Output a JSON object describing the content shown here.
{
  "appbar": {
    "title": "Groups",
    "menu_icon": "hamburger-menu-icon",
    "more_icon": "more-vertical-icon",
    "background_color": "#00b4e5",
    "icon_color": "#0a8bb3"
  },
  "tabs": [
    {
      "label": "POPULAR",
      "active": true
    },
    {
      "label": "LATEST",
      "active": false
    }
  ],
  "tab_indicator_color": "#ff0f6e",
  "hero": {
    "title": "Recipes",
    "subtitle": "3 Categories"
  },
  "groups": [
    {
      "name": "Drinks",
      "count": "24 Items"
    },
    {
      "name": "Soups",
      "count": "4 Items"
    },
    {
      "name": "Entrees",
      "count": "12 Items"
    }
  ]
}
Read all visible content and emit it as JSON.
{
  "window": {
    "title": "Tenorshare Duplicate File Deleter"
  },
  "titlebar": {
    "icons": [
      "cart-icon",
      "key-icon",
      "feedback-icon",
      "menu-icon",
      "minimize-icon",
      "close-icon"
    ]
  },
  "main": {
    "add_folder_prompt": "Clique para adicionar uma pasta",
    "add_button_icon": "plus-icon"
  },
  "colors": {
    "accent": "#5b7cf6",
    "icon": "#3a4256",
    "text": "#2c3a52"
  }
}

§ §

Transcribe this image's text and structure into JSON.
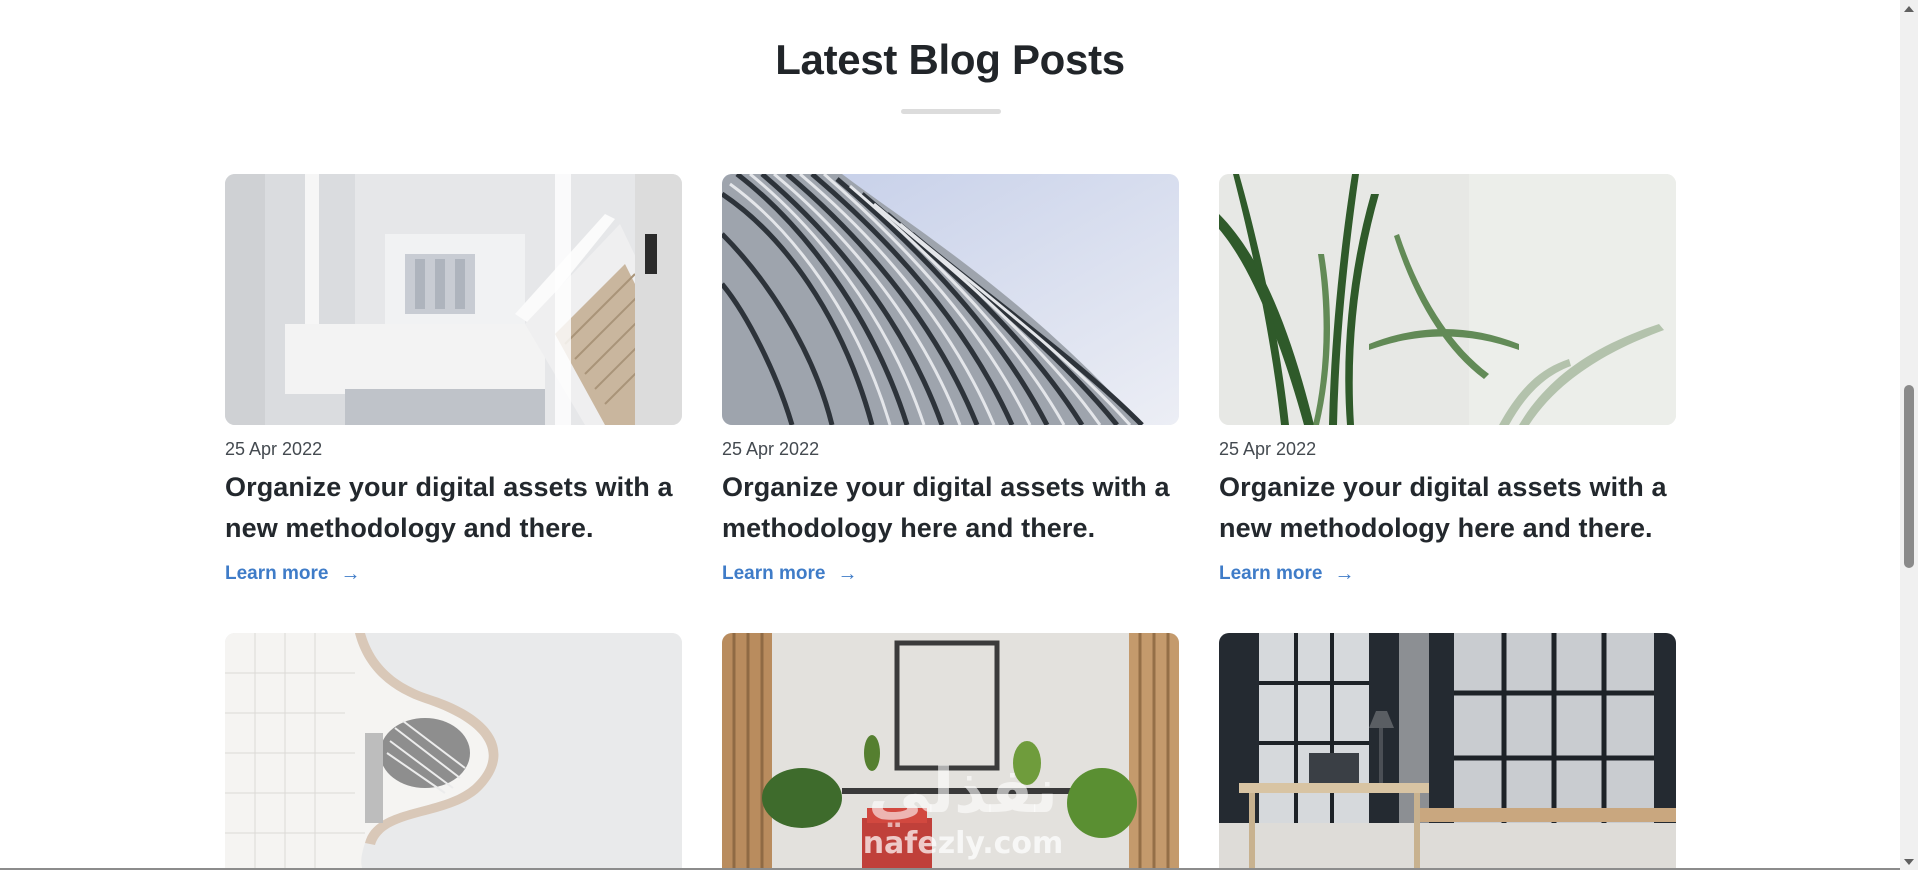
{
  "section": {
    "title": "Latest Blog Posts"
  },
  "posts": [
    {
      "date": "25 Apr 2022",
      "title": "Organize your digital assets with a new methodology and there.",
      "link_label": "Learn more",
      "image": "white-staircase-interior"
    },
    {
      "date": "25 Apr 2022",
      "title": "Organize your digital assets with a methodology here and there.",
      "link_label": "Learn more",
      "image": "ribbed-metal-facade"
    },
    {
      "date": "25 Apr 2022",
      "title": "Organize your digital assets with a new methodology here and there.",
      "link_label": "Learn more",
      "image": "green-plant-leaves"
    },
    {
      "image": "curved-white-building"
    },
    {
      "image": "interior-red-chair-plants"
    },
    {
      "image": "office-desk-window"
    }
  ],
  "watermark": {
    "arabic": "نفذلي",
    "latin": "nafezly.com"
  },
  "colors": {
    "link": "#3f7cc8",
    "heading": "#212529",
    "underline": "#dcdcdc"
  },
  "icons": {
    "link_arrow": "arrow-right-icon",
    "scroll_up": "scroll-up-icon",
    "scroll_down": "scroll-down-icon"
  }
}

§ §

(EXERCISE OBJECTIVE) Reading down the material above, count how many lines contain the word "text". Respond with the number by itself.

(OUTPUT OF THE EXERCISE) 2